Sea ice still on the decline

September is the month when the Arctic ice reaches its lowest extent before the onset of winter. And it probably won’t surprise you to know that the trend has not changed. The minimum ice extent was the second lowest in satellite records after the low of 2007, according to the National Snow and Ice Data Centre, continuing what’s knows as the “decadal trend of rapidly decreasing summer sea ice”.  NSIDC says this is  a preliminary announcement and the sad 2007 record may yet be beaten, as conditions will still change until early October.

There is a Greenpeace  expedition on board the Arctic Sunrise currently up in the Arctic,  led by campaigner Frida Bengtsson. Let me quote you her response to the latest figures:

“This is a clear signal of how climate change is causing the rapid shrinking of Arctic sea ice extent. It not only has grave implications for the polar bears and other wildlife that depend on the sea ice, but for the planet as a whole – an Arctic free of summer sea ice could destabilise global weather patterns”.
She says the news should alarm world leaders at a time when countries and companies are rushing to expoloit newly uncovered areas of the Arctic Ocean. Meanwhile,  there is no real sign of a major breakthrough in international climate negotiations.

Till Wagner, an ice scientist from the University of Cambridge’s Polar Ocean Physics Group, also aboard the Arctic Sunrise,  said the team was seeing ” a staggering retreat in the ice. The speed and the scale at which the sea ice is diminishing cannot be explained by extreme weather conditions or similar theories. It is a direct consequence of global rising temperatures that lead to the heating up of the air and of the oceans.”

The 2007 record low was reached during a period of extreme local weather conditions where unusual temperatures, winds and currents combined to accelerate and increase ice melt.  The fact that this year’s ice has retreated almost as much although conditions are less extreme indicates that large parts of the ice pack are weak and thin and that Arctic sea ice is on a long-term decline, according to the Cambridge scientists, who   are conducting research into the thickness and volume of the sea ice.

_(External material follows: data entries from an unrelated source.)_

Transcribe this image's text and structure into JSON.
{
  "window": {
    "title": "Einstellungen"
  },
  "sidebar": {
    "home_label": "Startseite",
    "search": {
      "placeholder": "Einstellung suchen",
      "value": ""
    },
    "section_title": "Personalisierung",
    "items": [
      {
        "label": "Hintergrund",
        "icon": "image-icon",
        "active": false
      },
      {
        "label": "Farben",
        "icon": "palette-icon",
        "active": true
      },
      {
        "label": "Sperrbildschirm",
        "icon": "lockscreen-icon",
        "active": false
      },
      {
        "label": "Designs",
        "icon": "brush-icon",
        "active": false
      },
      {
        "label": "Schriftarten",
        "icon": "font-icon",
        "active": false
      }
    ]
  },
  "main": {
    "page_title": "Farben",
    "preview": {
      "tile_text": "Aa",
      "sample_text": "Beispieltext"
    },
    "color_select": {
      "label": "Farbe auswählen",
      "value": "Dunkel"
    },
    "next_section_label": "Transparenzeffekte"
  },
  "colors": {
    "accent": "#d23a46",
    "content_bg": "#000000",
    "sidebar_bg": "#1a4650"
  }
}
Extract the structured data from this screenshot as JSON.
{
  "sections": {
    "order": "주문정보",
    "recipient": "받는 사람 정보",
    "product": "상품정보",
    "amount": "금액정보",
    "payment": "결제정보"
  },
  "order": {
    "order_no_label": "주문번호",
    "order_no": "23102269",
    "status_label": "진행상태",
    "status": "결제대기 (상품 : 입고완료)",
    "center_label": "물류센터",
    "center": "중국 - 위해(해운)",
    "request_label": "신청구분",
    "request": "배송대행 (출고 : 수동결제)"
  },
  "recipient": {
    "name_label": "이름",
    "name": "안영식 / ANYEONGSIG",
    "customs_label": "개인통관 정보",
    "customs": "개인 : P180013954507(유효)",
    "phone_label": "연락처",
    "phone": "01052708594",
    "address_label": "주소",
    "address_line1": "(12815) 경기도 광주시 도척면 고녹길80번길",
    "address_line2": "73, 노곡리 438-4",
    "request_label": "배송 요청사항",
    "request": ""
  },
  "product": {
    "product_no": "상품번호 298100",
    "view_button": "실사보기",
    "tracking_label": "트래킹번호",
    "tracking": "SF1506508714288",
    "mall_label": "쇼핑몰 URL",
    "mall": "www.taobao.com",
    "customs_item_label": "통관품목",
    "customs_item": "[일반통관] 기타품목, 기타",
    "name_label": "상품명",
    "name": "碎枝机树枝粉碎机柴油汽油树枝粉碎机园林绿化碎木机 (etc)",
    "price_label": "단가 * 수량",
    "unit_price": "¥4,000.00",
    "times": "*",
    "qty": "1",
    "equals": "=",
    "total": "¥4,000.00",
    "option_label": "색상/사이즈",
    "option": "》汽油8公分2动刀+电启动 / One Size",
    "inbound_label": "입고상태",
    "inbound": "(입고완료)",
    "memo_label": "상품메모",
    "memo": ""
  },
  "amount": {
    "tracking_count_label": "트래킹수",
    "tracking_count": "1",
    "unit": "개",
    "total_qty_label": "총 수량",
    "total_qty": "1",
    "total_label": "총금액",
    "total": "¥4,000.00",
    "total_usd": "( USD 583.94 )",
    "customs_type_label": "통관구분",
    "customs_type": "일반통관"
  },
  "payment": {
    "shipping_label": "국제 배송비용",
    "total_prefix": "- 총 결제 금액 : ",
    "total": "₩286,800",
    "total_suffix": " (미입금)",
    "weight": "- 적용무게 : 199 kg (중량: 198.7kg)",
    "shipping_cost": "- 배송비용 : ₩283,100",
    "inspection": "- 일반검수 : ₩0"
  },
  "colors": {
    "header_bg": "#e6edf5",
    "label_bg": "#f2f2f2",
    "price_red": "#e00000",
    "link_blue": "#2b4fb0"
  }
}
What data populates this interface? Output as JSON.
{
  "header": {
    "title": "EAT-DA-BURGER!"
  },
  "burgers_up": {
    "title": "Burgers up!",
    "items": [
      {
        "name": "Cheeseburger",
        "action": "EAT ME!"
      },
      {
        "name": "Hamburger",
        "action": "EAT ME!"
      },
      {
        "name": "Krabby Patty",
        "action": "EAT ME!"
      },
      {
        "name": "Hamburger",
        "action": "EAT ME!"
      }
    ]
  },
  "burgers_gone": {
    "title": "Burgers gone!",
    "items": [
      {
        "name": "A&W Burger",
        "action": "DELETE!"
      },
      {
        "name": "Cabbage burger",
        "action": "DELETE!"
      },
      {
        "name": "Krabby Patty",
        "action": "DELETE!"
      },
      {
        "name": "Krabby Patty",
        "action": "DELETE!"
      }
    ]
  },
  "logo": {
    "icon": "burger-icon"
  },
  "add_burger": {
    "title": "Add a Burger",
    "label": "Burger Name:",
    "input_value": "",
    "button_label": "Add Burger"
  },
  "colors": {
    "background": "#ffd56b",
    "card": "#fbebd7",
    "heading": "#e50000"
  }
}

Sea ice thickness is key to exposing the impact of climate change on the Arctic and overall stability of the ice cover, because older ice grows thicker over multiple seasons, while newly formed ice, which is replacing the old thick ice, tends to be thinner and more vulnerable to melting in the summer.





September 23, 2011 | 1:51 pm